Johnny's Marr's trademark jangle guitar kicks it off and shimmers the rest of the way.  

Vintage Morrissey lyrics articulate obscure and elegant literary references delivered with verve. 

The bass is catchy, almost funky making the rhythm punchy, the melody upbeat. 

The buoyant and bubbly song is just so darn uplifting; imagine that for a second, from a band often branded as being miserable.   

The tune is short and sweet, clocking in at less than three minutes. Dare I say this "This Charming Man" rivals a typical single from The Beatles.

Fave lyric: “I would go out tonight / But I haven’t got a stitch to wear / This man said, ‘It’s gruesome/ That someone so handsome should care'”

Tuesday, March 19, 2019

#15. "It’s My Life" - Talk Talk (1984)

"It's My Life" by Talk Talk is a synth-pop masterpiece and pure magic: both song and video.

A soaring chorus, warm synths and a catchy bass line carry it along.

In the video the animals for the most part are in the sync with the sounds: check out when the whale breaches and the running ostrich. Perfect. 

The nostalgia factor cuts deep, as I find myself wondering whatever happened to all those animals in the zoo and in nature. 

It's a powerful and even joyous tune that should make us want to follow our dreams and respect and protect the natural world. Not a bad ROI on a 80s new wave tune.

No Doubt's cover in 2003 charted higher than the original which is a minor travesty.

Monday, March 18, 2019

#16. "Under the Milky Way" - The Church (1988)

"Under the Milky Way" by Australia's The Church is one of the most beautiful songs ever made. In terms of atmosphere and production, it's hard to top this.

The acoustic strumming sets the tone, the keys are melodic and the vocals and lyrics are perfect. The layers of jangle guitars and synth is extraordinary.

It also makes you think; think about the big things like your own existence, the universe, and why they don't make music like this any longer. 

The song is also highly addictive: I recall playing it 10 times straight after losing my job in Vancouver back in 1996.

It would place even higher if it wasn't for the bloody 'bagpipe' solo in the bridge. I don't hate it,  but it slightly ruins the ambiance. Fortunately, the tune reverts to the moody strumming and ends well with some nice reverb.
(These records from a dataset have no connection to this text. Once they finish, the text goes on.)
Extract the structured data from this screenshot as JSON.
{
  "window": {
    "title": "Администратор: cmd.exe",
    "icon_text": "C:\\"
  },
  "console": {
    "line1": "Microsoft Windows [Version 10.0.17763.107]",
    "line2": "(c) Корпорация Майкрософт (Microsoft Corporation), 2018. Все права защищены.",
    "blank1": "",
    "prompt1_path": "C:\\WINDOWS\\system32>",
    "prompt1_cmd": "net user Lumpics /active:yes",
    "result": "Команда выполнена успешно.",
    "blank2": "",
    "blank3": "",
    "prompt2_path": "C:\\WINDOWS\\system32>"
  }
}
Fave lyrics: "Leads you here despite your destination. Under the Milky Way tonight."

And I totally missed it back in 1988 when released. 

Was I too busy wrapped up listening to the back collection of The Cure, Depeche Mode and New Order to notice?
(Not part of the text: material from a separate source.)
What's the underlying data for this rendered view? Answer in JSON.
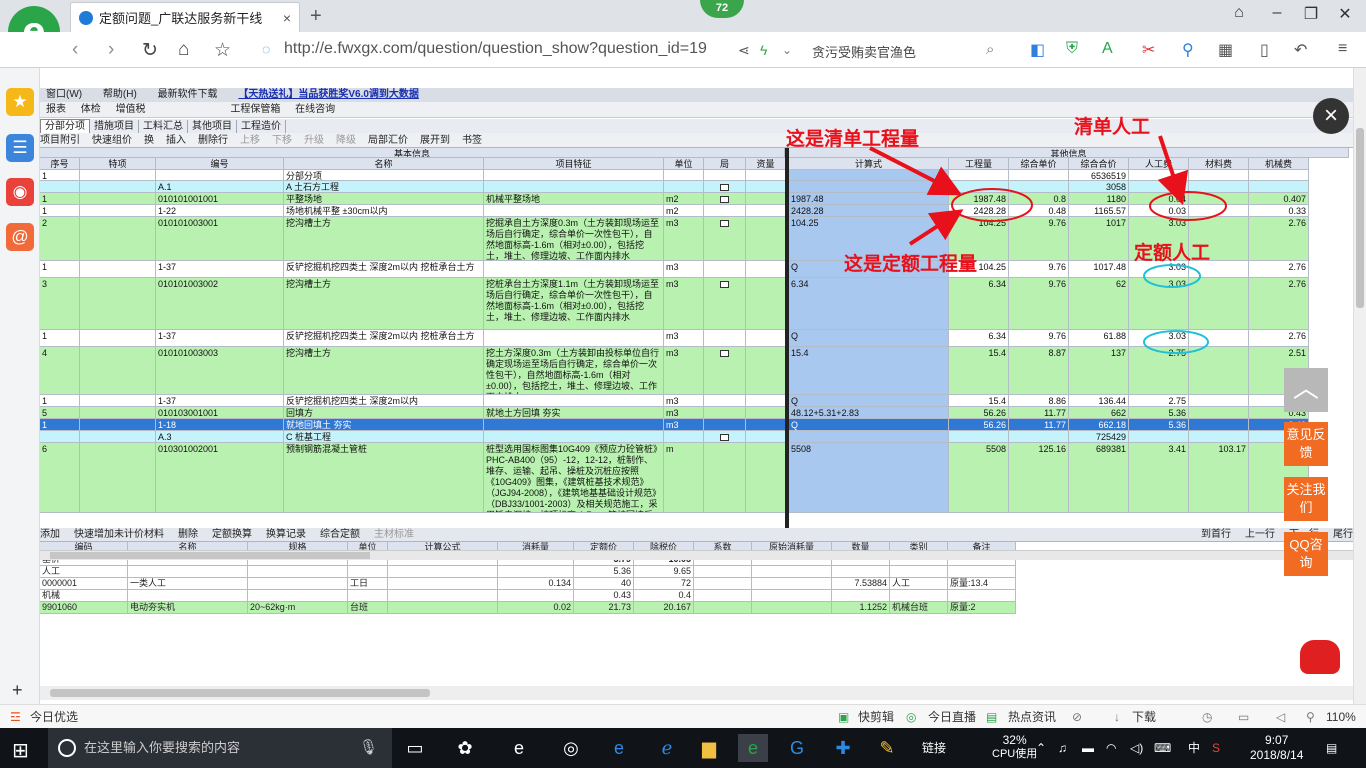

Was it even released in Canada? (Wikipedia states it reached no. 69 on the Canadian RPM 100). 

When the dust settles, it's by far the highest ranking song of my top 100 80s singles that I don't recall enjoying during the 80s.

Sunday, March 17, 2019

#17. "Never Let Me Down Again" - Depeche Mode (1987)

The second single from Music For The Masses only reached #22 on the UK charts. 

Despite its modest chart success, "Never Let Me Down Again" is quite possibly Depeche Mode's most powerful jam.

And one of its darkest. 

The synths pulsate relentlessly and hypnotically.

An addictive song about drug addiction; or is it about trust?

David Gahan nails the vocals with a chorus that soars across the sky.

Absolutely perfect. And addictive.

Fave lyrics: 
"We're watching the world pass us by 
Never want to come down
Never want to put my feet back down"

"Never Let Me Down Again" is a fan favourite at concerts as per this live clip: